(The third installment in a series of three)
April 10th was like no other professional development day at Joseph Case High School.
Time didn’t matter: no one was checking when people arrived; no one check when thy went home. Lunch was determined by the team.
Pretty radical for a microcosm that operated on a bell system.
High school educators — teachers and paraprofessionals — worked on projects of their own design: to come up with something new, something they were passionate about, something that would potentially change our high school.
Two key components were in place: time and autonomy.
Thirty-two teams were formed. Thirty-two different projects proposed and accepted. Thirty-two project that came to closure with 32 scheduled presentations the next day.
Some teams looked to update and revitalize existing programs: an update on our Capstone Project, rethinking special needs summer experience, and revitalizing our advisory program to sharpen its focus to be student-centered.
Some looked at designed new courses: a foreign language conversation class, a civics and local government class, a focus on 20th century social studies topics.
Others looked at bring something new: a school store, a promotional video to compete with private and vocational school, and the additional of a new activity designed to complement our business scope and sequence.
Some teachers used the time to expand their curriculum, whether it was climate change or an interdisciplinary combination of computer and automotive science.
Still, the some of the most contemplative projects looked at the institutions of grading, how we transition students from the middle school, tapping into our passions, and correcting how our administrative software collects and distributes family email addresses.
By the next day, each group had submitted a tangible product with a common cover sheet documenting contributions to the whole.
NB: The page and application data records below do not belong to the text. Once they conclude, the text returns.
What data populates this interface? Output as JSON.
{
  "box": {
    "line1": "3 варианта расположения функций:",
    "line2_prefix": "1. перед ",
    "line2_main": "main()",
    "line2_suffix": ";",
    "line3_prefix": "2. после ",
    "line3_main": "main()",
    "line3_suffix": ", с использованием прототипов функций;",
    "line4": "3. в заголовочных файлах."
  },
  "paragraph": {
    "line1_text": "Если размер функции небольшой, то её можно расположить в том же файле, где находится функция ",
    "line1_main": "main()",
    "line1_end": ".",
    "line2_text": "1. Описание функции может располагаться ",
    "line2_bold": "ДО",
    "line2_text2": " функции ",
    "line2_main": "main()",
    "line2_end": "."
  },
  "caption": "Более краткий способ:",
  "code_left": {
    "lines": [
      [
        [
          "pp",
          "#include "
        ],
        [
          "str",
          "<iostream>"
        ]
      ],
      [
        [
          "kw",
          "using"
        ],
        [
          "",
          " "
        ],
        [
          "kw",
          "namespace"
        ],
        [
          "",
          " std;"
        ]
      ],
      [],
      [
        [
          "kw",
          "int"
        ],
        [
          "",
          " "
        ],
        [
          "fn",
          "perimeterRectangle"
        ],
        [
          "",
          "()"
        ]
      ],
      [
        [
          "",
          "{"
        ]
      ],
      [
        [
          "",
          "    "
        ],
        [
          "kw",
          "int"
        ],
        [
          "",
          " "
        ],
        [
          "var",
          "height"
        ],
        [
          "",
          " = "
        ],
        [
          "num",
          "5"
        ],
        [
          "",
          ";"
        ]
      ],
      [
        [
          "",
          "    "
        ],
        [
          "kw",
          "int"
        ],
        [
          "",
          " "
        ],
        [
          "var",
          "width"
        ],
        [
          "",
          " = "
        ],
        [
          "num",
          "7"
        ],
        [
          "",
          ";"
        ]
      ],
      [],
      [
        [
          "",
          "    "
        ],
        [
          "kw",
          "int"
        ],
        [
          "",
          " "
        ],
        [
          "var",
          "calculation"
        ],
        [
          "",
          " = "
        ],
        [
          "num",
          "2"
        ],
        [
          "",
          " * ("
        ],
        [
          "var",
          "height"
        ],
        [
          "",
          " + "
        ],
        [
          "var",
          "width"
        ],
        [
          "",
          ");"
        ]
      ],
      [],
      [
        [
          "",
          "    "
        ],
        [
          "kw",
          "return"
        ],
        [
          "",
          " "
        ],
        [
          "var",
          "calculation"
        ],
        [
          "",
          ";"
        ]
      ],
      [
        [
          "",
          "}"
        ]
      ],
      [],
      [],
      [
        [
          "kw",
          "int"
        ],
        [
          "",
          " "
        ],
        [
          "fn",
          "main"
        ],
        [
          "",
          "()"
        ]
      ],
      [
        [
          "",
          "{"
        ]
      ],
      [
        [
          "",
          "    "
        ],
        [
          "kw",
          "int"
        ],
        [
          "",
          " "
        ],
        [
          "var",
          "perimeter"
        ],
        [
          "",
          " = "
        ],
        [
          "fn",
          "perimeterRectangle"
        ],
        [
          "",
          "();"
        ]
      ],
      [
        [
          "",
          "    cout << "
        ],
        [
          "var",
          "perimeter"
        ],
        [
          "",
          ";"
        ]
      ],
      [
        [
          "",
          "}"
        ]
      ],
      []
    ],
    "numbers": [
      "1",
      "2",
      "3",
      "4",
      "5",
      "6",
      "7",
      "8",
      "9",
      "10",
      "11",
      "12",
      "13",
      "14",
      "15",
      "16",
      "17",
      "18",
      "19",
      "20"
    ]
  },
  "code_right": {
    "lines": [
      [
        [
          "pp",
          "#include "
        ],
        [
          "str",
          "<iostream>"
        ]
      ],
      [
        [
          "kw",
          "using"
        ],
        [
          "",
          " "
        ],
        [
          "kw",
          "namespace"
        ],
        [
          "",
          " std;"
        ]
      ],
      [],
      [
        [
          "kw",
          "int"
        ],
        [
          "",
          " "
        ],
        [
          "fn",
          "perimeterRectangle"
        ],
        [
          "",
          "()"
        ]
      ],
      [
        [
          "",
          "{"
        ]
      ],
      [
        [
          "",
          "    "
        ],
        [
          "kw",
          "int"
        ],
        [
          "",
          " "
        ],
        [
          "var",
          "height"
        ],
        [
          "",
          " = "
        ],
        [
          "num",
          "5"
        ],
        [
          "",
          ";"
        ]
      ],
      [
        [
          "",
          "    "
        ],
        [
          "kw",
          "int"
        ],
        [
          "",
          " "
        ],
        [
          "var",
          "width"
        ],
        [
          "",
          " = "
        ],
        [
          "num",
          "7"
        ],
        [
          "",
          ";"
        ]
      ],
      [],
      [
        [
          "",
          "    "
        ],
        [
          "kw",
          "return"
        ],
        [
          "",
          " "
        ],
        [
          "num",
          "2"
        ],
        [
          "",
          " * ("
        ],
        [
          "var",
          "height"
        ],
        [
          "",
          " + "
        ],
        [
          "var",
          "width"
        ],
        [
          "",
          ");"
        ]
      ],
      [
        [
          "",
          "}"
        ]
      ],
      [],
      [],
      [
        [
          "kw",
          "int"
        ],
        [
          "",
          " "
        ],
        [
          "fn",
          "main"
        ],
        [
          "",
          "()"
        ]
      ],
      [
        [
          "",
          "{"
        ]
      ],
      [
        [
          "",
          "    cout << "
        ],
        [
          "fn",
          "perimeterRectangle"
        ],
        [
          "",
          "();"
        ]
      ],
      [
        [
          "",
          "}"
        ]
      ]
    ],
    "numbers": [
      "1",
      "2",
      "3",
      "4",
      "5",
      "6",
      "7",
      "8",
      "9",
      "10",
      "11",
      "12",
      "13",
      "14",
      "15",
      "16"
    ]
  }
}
As well, groups had the opportunity to submit a handful of slides to complement their three-minute presentations later in the afternoon.
One week prior, each group had the opportunity to sign up for a three-minute slot via a link to a Google Calendar. Teachers could choose when they wanted to present in the afternoon, beginning at 2 p.m.
My assistant principal and I designed complementary Google Slides for each delivery. With the help of my drama teacher, we designed stage lighting in the auditorium that was appropriate to both delivery and having teachers support each group during the duration of the presentations.
Each group’s presentation was profound in its own way. Realistically, some were more successful than others. A few were ready to be implemented immediately; some would require some future fiscal planning if the school committed to them; some teacher simply used their time as a platform to share their passion.
Truth be told, I’m ready to move ahead with two of the ideas and will weave them into my school improvement plan for next year. The August gauntlet was indeed accepted and the outcome exceeded my expectations. As a group of innovative learners at Joseph Case High School, we demonstrated that because the adult learners take risks, we need to provide opportunities for our students to innovate as well.
Most importantly: I am proud.
I am proud that my superiors enabled me to create a situation where teachers would take risks to create. I am proud that my teachers all took a risk on these two days — and we realized that people risk-taking levels differ. And I am proud that my community of educators respected and embraced their peers’ risk-taking by bearing witness to each delivery.
This entire exercise in innovation didn’t cost anything outside the daily expense of running a school. All it took was a snow day and some sparks of inspiration from fellow educators for one high school to make the leap to become an institution of innovation.
Thanks George, Daniel, John, Chris and all the educators at Joseph Case High School for your inspiration to inspire risk-taking innovators.